> **Work instruction**
Omit the pictures, then reproduce every remaining record exactly.

> **Excerpted records**
· · · ·
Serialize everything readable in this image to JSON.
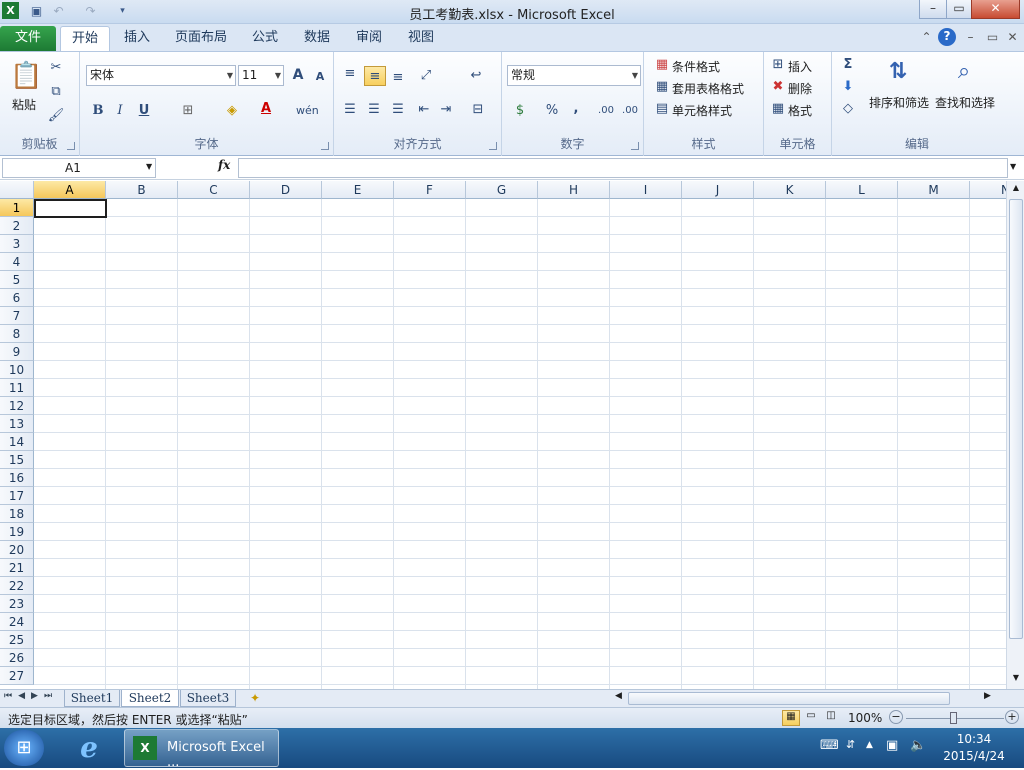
{
  "window": {
    "title": "员工考勤表.xlsx - Microsoft Excel",
    "min": "–",
    "max": "▭",
    "close": "✕"
  },
  "tabs": [
    "文件",
    "开始",
    "插入",
    "页面布局",
    "公式",
    "数据",
    "审阅",
    "视图"
  ],
  "ribbon": {
    "clipboard": {
      "group": "剪贴板",
      "paste": "粘贴"
    },
    "font": {
      "group": "字体",
      "name": "宋体",
      "size": "11",
      "bold": "B",
      "italic": "I",
      "underline": "U",
      "grow": "A",
      "shrink": "A",
      "fontcolor": "A"
    },
    "align": {
      "group": "对齐方式"
    },
    "number": {
      "group": "数字",
      "format": "常规",
      "percent": "%",
      "comma": ",",
      "inc": ".00",
      "dec": ".00"
    },
    "styles": {
      "group": "样式",
      "cond": "条件格式",
      "table": "套用表格格式",
      "cell": "单元格样式"
    },
    "cells": {
      "group": "单元格",
      "insert": "插入",
      "delete": "删除",
      "format": "格式"
    },
    "edit": {
      "group": "编辑",
      "sum": "Σ",
      "sort": "排序和筛选",
      "find": "查找和选择"
    }
  },
  "formula": {
    "namebox": "A1",
    "fx": "fx",
    "value": ""
  },
  "grid": {
    "columns": [
      "A",
      "B",
      "C",
      "D",
      "E",
      "F",
      "G",
      "H",
      "I",
      "J",
      "K",
      "L",
      "M",
      "N"
    ],
    "rows": [
      "1",
      "2",
      "3",
      "4",
      "5",
      "6",
      "7",
      "8",
      "9",
      "10",
      "11",
      "12",
      "13",
      "14",
      "15",
      "16",
      "17",
      "18",
      "19",
      "20",
      "21",
      "22",
      "23",
      "24",
      "25",
      "26",
      "27"
    ],
    "active": "A1"
  },
  "sheets": [
    "Sheet1",
    "Sheet2",
    "Sheet3"
  ],
  "status": {
    "message": "选定目标区域，然后按 ENTER 或选择“粘贴”",
    "zoom": "100%",
    "minus": "−",
    "plus": "+"
  },
  "taskbar": {
    "app": "Microsoft Excel ...",
    "time": "10:34",
    "date": "2015/4/24"
  },
  "colors": {
    "accent": "#1d7a34",
    "ribbon": "#dbe6f4",
    "taskbar": "#184a80"
  }
}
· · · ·
> **Written response**
Serialize everything readable in this image to JSON.
{
  "window": {
    "title": "员工考勤表.xlsx - Microsoft Excel",
    "min": "–",
    "max": "▭",
    "close": "✕"
  },
  "tabs": [
    "文件",
    "开始",
    "插入",
    "页面布局",
    "公式",
    "数据",
    "审阅",
    "视图"
  ],
  "ribbon": {
    "clipboard": {
      "group": "剪贴板",
      "paste": "粘贴"
    },
    "font": {
      "group": "字体",
      "name": "宋体",
      "size": "11",
      "bold": "B",
      "italic": "I",
      "underline": "U",
      "grow": "A",
      "shrink": "A",
      "fontcolor": "A"
    },
    "align": {
      "group": "对齐方式"
    },
    "number": {
      "group": "数字",
      "format": "常规",
      "percent": "%",
      "comma": ",",
      "inc": ".00",
      "dec": ".00"
    },
    "styles": {
      "group": "样式",
      "cond": "条件格式",
      "table": "套用表格格式",
      "cell": "单元格样式"
    },
    "cells": {
      "group": "单元格",
      "insert": "插入",
      "delete": "删除",
      "format": "格式"
    },
    "edit": {
      "group": "编辑",
      "sum": "Σ",
      "sort": "排序和筛选",
      "find": "查找和选择"
    }
  },
  "formula": {
    "namebox": "A1",
    "fx": "fx",
    "value": ""
  },
  "grid": {
    "columns": [
      "A",
      "B",
      "C",
      "D",
      "E",
      "F",
      "G",
      "H",
      "I",
      "J",
      "K",
      "L",
      "M",
      "N"
    ],
    "rows": [
      "1",
      "2",
      "3",
      "4",
      "5",
      "6",
      "7",
      "8",
      "9",
      "10",
      "11",
      "12",
      "13",
      "14",
      "15",
      "16",
      "17",
      "18",
      "19",
      "20",
      "21",
      "22",
      "23",
      "24",
      "25",
      "26",
      "27"
    ],
    "active": "A1"
  },
  "sheets": [
    "Sheet1",
    "Sheet2",
    "Sheet3"
  ],
  "status": {
    "message": "选定目标区域，然后按 ENTER 或选择“粘贴”",
    "zoom": "100%",
    "minus": "−",
    "plus": "+"
  },
  "taskbar": {
    "app": "Microsoft Excel ...",
    "time": "10:34",
    "date": "2015/4/24"
  },
  "colors": {
    "accent": "#1d7a34",
    "ribbon": "#dbe6f4",
    "taskbar": "#184a80"
  }
}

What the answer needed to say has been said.